- [Input material]
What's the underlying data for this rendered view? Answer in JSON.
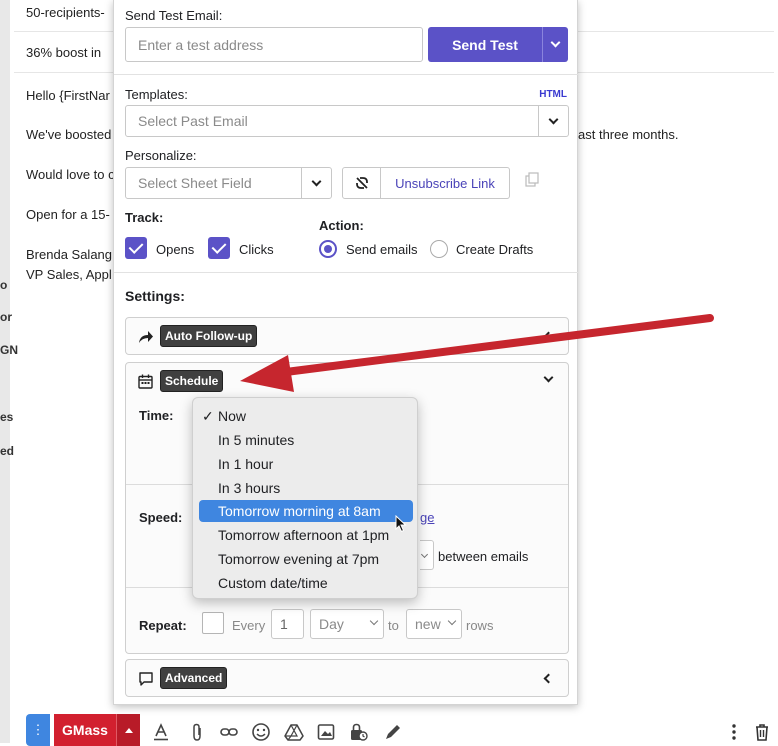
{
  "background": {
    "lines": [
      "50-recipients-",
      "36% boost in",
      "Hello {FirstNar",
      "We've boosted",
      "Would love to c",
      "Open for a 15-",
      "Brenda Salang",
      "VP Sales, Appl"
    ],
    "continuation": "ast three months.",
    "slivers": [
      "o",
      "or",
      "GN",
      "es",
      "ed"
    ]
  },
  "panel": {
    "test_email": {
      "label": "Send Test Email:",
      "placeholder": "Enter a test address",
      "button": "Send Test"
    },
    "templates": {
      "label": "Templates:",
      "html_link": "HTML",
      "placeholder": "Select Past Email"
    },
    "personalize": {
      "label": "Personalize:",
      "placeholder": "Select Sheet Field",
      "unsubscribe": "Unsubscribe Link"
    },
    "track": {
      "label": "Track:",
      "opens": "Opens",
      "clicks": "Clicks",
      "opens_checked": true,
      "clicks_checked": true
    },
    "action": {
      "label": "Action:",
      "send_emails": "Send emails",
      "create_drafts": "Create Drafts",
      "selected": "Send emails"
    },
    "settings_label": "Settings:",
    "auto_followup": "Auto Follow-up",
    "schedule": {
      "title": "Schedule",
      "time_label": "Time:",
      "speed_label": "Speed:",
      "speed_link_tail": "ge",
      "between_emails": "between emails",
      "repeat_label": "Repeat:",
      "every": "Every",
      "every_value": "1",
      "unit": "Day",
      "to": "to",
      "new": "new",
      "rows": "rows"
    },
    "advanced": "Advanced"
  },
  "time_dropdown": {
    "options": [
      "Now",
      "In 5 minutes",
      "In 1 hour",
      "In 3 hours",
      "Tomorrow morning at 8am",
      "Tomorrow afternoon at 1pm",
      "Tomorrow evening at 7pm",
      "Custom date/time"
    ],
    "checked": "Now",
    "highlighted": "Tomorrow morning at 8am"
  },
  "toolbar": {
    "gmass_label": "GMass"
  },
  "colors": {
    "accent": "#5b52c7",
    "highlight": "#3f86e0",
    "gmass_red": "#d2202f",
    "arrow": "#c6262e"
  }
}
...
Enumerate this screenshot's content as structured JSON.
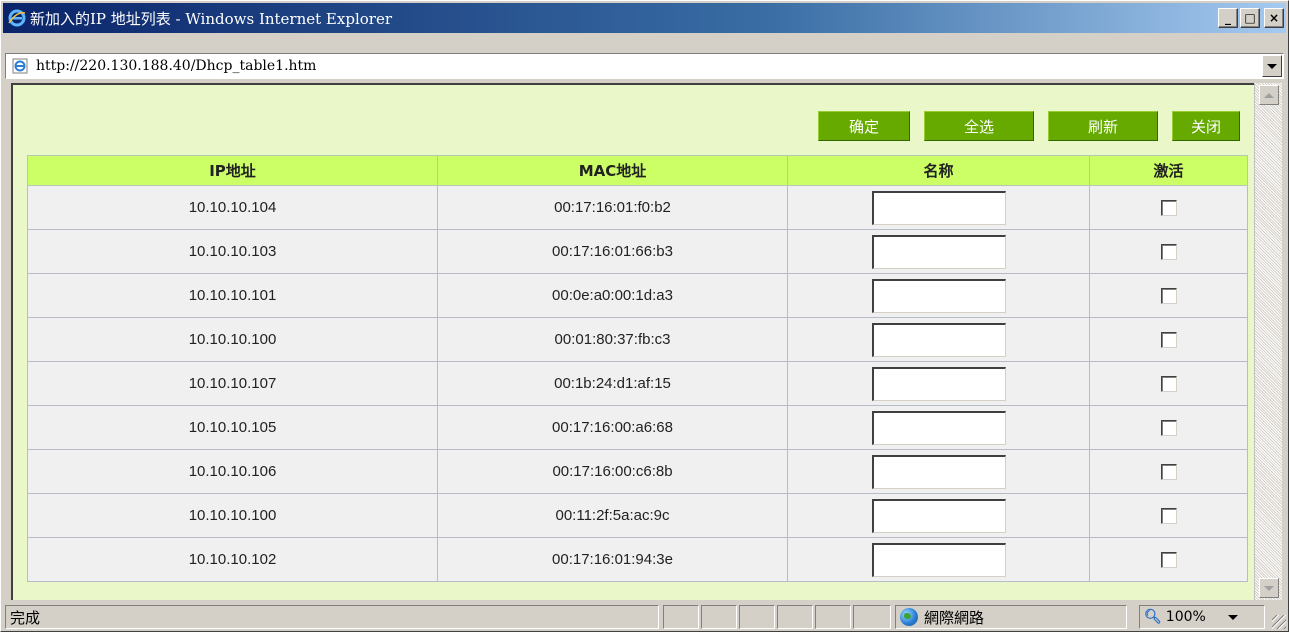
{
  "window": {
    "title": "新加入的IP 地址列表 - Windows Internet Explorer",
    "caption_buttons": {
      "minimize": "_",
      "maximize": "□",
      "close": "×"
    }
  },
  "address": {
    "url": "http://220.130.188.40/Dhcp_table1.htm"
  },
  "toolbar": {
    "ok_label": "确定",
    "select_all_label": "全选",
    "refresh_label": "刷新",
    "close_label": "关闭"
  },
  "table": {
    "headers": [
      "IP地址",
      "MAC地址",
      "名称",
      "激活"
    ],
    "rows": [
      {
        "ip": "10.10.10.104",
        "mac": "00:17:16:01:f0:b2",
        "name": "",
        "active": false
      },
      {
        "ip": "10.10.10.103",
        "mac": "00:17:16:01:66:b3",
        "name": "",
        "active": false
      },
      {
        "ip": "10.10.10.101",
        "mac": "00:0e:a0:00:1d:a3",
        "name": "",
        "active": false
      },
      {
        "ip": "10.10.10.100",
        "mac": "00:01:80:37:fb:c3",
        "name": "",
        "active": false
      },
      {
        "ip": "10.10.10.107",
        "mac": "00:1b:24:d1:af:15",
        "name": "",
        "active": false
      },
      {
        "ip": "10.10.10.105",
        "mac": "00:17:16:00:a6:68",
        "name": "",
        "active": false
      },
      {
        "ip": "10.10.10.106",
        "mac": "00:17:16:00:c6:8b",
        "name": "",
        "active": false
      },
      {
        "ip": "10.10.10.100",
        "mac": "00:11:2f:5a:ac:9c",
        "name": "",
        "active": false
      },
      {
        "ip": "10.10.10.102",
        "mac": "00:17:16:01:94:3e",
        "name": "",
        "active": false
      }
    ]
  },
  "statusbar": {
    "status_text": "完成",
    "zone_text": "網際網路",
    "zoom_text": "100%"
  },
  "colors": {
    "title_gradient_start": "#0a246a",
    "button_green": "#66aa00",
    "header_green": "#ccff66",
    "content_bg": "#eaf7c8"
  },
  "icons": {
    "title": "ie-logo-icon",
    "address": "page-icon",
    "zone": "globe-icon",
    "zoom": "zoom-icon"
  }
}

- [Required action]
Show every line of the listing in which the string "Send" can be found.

- [Your solution]
      "label": "Send Test Email:",
      "button": "Send Test"
      "send_emails": "Send emails",
      "selected": "Send emails"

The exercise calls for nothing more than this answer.